Prescott Indian market highlights multi-tribal art (ARIZONA) -- The painting of cranes near water could be a real scene that the painter viewed. That would make sense because Michelle Tsosie Sisneros lives by the Rio Grande River.

WEWIN conference to empower women (MINNESOTA) -- Hundreds of Native women will hone their leadership skills at the fourth annual WEWIN Conference later in July.

Keepers of the Circle host powwow (NEW YORK) -- D. Salvatore Timberwolf Lamia of Bayport dances for those who have gone before him. “It fills me with the spirit of my ancestors and the respect for my ancestors,” said Lamia, who is a member of the Shinnecock Indian Nation and Paukatuck Eastern Pequot tribes.

Tribal culture kept alive (OKLAHOMA) -- This weekend's Tulsa Pow Wow features the ancient traditions of the tribes, but the event is also about family tradition.

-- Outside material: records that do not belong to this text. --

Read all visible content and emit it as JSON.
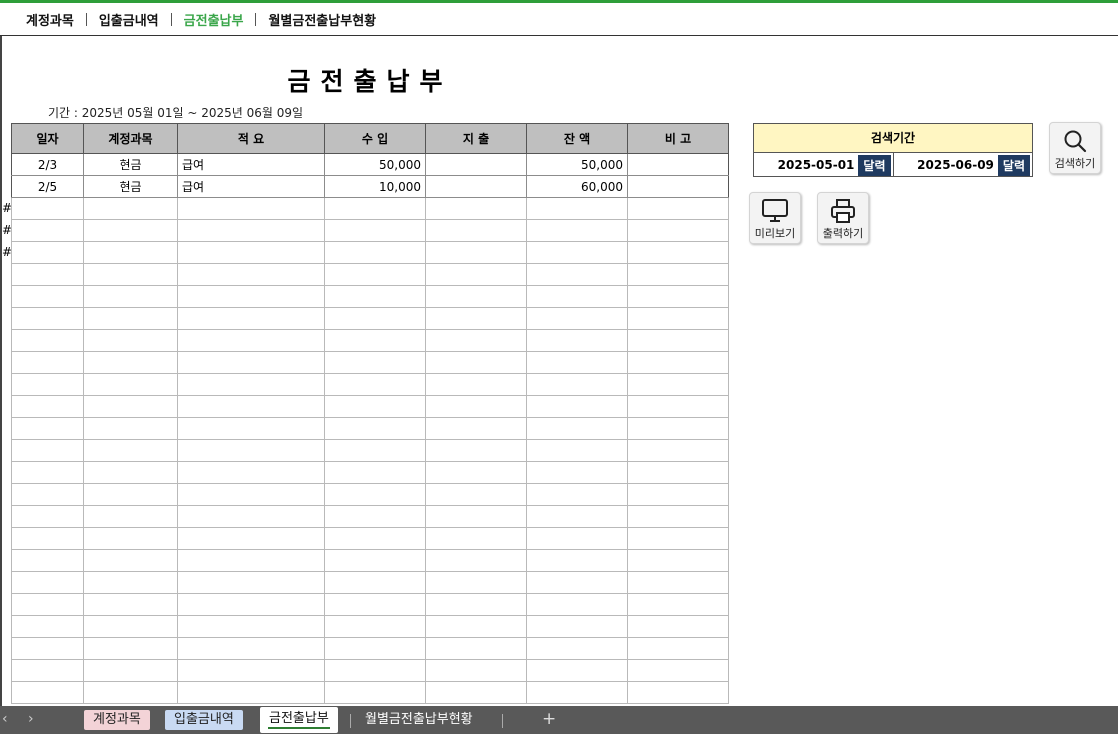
{
  "topnav": [
    "계정과목",
    "입출금내역",
    "금전출납부",
    "월별금전출납부현황"
  ],
  "title": "금전출납부",
  "period_text": "기간 :  2025년 05월 01일 ~ 2025년 06월 09일",
  "hash_marks": [
    "#",
    "#",
    "#"
  ],
  "table": {
    "columns": [
      "일자",
      "계정과목",
      "적 요",
      "수 입",
      "지 출",
      "잔 액",
      "비 고"
    ],
    "rows": [
      {
        "date": "2/3",
        "account": "현금",
        "memo": "급여",
        "income": "50,000",
        "expense": "",
        "balance": "50,000",
        "note": ""
      },
      {
        "date": "2/5",
        "account": "현금",
        "memo": "급여",
        "income": "10,000",
        "expense": "",
        "balance": "60,000",
        "note": ""
      }
    ],
    "empty_rows": 23
  },
  "search": {
    "title": "검색기간",
    "start": "2025-05-01",
    "end": "2025-06-09",
    "calendar_label": "달력"
  },
  "buttons": {
    "search": "검색하기",
    "preview": "미리보기",
    "print": "출력하기"
  },
  "sheet_tabs": [
    "계정과목",
    "입출금내역",
    "금전출납부",
    "월별금전출납부현황"
  ],
  "arrows": {
    "prev": "‹",
    "next": "›"
  },
  "add_tab": "+",
  "colors": {
    "accent_green": "#3aa64a",
    "header_gray": "#bfbfbf",
    "search_header": "#fff6c2",
    "calendar_btn": "#1f3a60"
  }
}
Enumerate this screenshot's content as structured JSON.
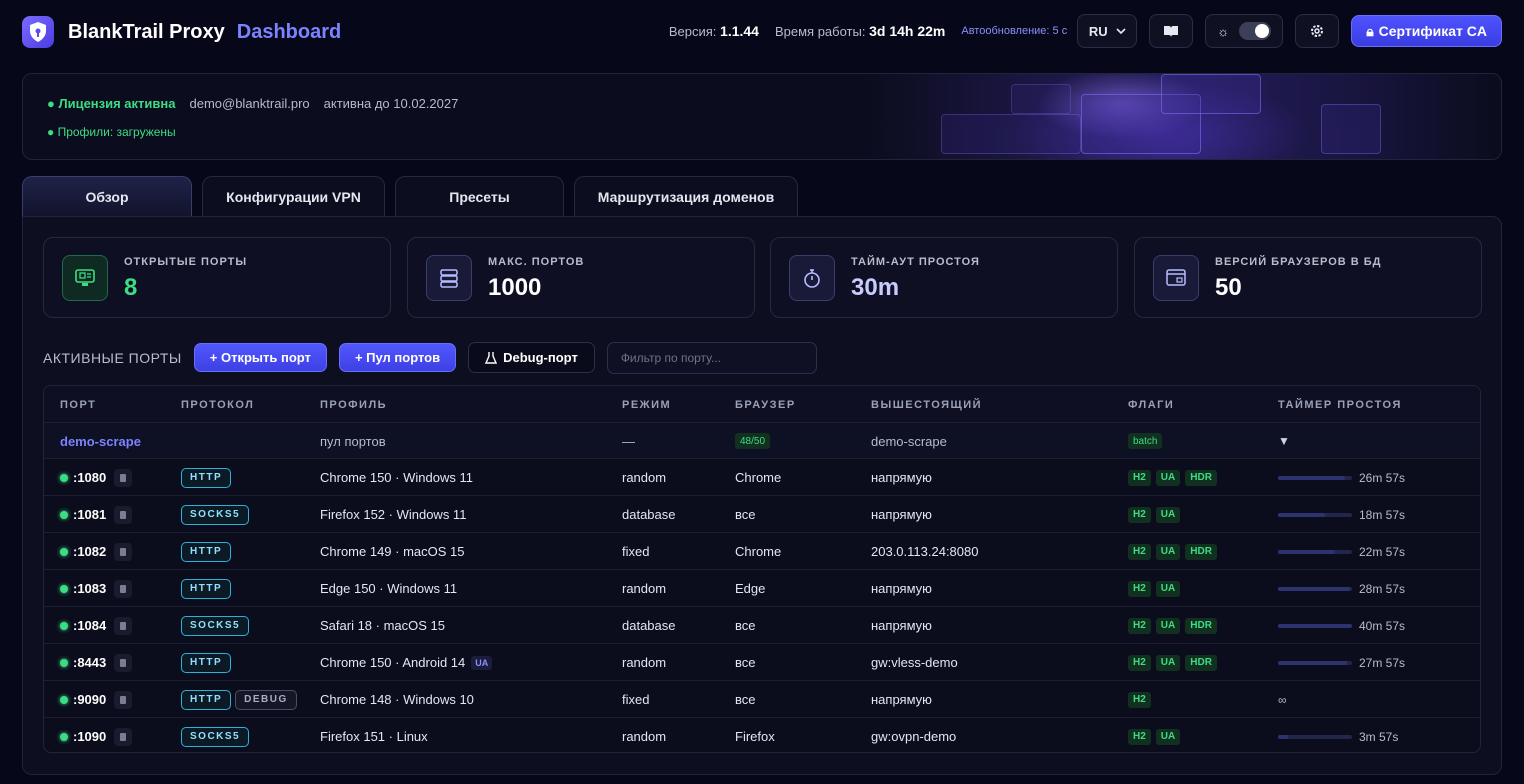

PHOTOS: Seafair Indian Days Pow Wow (WASHINGTON) -- Richard Watanabe, right, and David Williams Jr. place wild Coho salmon on the grill to sell to guests at the 2008 Seafair Indian Days Pow-Wow in in Seattle Saturday, July 18, 2008.

Logging threatens tribes in Peru's Amazon (PERU) -- Delia Pacaya grew up in Peru's Amazon in a nomadic tribe that shunned contact with outsiders, but when loggers invaded the land she fled the virgin rain forest and settled in a tiny village.

Judge considers tribal punishment (AUSTRALIA) -- A Kalgoorlie District Court judge has reserved his decision in the case of a 40-year-old Aboriginal man to consider the possibility of tribal punishment.

Taiwan tribe struggles to keep traditional culture (TAIWAN) -- The four dozen men in loincloths stopped repeatedly to toss the new boat into the air as they carried it through their village to shore.

19-year-old woman ID'd as victim found in river (CALIFORNIA) -- The Medical Examiner's Office yesterday identified a woman found in the San Luis Rey River as Jaymie Rose Darrow, 19, of Santa Barbara.

Holy Road: Penobscots lose tribe's 'grandmother' (MAINE) -- The Penobscot Indian Nation lost a beloved elder - the oldest member of the tribe - with the passing of Valentine E. Ranco (Little Deer) June 25.

Fish processing plant goes up in flames (ALASKA) -- A massive, fast-moving fire tore through a Chignik Bay fish processing plant Monday, destroying the plant and leaving several employees with injuries from smoke inhalation, according to Trident Seafoods Corp. and local officials.

Fire near Mount Adams 75 percent contained (WASHINGTON) -- Firefighters have gained 75 percent containment of a forest fire near Mount Adams in south-central Washington, and are focusing on torching fuel within protective lines around the burn.

Pechanga Elections Held, Chairman Mark Macarro Re-Elected (CALIFORNIA) -- The Pechanga Band of LuiseƱo Indians today announced the results of Tribal Council elections held Saturday, July 19, 2008. Incumbent Tribal Chairman Mark Macarro, 44, was re-elected to another two-year term.

No comments: